Trinidad and Tobago is drafting green hydrogen policies to transition its gas-based industries to the emerging fuel, starting with ammonia, the energy ministry told Argus.
In one $300mn project, BP and Shell will produce 130MW from two solar farms to run an electrolyzer that would produce 27,200 t/yr of green hydrogen by 2024, the ministry said.
Trinidad's state-owned utility NEC and state-owned natural gas firm NGC have concluded agreements with local energy consultancy Kenesjay Green subsidiary NewGen to manage the green ammonia project. Kenesjay Green has not responded to a request from Argus for project details.
"This will be one of the biggest green hydrogen ventures globally," the ministry said. "It will provide the basis for a move away from our use of natural gas.
"We see this leading to increased production of green hydrogen to produce green ammonia, and later for use in other aspects of the country's energy."
Trinidad's planned shift to hydrogen coincides with years of gas supply curtailments to petrochemical, fertilizer and LNG plants owing to a shortfall in production.
Ammonia exports from Point Lisas reached a monthly high for 2021 of 368,000t in June, while January-June exports were down by around 16pc at 1.8mn t on the year, driven by outages and gas curtailments. Gas supply shortages took one of Nutrien's four ammonia units off line and Koch's facility was running at lower rates.
Trinidad joins a regional push to develop hydrogen, with Brazil and Chile leading the way.

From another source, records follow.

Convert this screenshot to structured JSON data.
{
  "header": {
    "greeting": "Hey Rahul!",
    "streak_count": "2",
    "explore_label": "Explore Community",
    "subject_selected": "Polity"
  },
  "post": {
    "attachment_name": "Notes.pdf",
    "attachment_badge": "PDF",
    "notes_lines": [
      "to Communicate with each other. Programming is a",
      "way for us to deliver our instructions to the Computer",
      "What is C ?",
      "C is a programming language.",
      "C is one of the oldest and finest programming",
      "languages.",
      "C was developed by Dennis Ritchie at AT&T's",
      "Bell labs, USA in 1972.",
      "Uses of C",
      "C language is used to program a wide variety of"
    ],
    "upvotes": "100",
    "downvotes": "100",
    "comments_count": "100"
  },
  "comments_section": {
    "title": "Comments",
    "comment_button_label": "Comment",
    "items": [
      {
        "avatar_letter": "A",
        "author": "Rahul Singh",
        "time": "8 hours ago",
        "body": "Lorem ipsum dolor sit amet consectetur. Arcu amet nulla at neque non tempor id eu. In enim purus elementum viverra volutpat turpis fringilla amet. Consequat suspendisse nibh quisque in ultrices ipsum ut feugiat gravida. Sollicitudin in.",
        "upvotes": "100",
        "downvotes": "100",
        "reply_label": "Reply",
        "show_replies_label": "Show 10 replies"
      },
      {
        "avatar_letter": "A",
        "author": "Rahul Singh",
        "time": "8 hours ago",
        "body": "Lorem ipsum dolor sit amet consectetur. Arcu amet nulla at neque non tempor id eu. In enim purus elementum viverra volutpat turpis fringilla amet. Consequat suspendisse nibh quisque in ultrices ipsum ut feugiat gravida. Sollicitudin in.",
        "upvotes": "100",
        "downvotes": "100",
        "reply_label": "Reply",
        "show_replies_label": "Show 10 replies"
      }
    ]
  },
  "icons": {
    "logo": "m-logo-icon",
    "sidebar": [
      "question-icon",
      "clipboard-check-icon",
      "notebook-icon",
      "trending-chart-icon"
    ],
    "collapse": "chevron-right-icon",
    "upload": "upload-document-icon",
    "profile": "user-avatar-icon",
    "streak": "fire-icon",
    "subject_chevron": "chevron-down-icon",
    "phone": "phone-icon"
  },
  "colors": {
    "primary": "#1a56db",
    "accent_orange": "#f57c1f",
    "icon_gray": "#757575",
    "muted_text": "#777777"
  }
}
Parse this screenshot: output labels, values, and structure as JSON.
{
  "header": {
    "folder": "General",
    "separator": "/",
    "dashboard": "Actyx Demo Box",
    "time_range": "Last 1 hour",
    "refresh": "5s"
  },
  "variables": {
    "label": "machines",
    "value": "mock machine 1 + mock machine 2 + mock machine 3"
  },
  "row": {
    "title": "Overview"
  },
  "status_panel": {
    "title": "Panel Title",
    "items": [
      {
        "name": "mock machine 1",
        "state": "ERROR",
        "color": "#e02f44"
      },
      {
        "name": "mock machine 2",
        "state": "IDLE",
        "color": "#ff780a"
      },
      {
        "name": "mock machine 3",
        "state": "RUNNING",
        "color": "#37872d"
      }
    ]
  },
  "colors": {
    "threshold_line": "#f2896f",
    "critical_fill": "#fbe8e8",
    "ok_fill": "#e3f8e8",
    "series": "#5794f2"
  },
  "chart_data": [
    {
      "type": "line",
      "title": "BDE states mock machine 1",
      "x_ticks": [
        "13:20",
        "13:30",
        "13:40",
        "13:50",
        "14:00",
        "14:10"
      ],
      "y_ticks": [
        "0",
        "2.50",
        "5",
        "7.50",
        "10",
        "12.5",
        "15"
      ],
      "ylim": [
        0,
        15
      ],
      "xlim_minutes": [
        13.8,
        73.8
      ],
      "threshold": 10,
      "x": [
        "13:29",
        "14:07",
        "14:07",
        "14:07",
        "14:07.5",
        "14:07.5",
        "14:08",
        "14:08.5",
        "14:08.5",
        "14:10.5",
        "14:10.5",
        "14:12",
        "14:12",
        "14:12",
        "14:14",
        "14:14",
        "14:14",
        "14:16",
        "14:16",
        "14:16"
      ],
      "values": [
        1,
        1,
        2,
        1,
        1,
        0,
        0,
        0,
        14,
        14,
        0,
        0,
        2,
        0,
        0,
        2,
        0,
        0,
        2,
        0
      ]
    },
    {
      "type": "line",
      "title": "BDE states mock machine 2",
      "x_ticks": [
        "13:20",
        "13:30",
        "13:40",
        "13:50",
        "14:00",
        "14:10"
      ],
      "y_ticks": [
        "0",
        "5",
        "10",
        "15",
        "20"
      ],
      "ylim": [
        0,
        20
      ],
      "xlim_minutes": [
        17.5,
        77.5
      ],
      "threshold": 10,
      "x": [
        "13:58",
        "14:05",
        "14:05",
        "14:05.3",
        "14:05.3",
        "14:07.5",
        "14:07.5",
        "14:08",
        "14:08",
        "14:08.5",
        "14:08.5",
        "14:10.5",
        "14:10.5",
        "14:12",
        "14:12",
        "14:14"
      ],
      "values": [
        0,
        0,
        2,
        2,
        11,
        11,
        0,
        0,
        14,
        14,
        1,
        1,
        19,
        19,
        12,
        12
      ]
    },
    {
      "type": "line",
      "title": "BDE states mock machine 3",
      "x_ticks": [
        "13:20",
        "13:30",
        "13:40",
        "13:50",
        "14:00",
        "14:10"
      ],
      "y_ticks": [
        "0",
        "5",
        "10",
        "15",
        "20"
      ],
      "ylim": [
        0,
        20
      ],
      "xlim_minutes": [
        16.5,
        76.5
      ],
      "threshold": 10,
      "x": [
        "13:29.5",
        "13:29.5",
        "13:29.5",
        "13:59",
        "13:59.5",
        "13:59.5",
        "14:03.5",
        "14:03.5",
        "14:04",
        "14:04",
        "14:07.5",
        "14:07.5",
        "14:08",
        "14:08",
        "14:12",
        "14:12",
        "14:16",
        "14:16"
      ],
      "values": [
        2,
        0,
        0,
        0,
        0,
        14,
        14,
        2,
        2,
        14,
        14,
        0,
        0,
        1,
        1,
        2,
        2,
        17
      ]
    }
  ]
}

Colombia also issued a draft roadmap for the new fuel last week.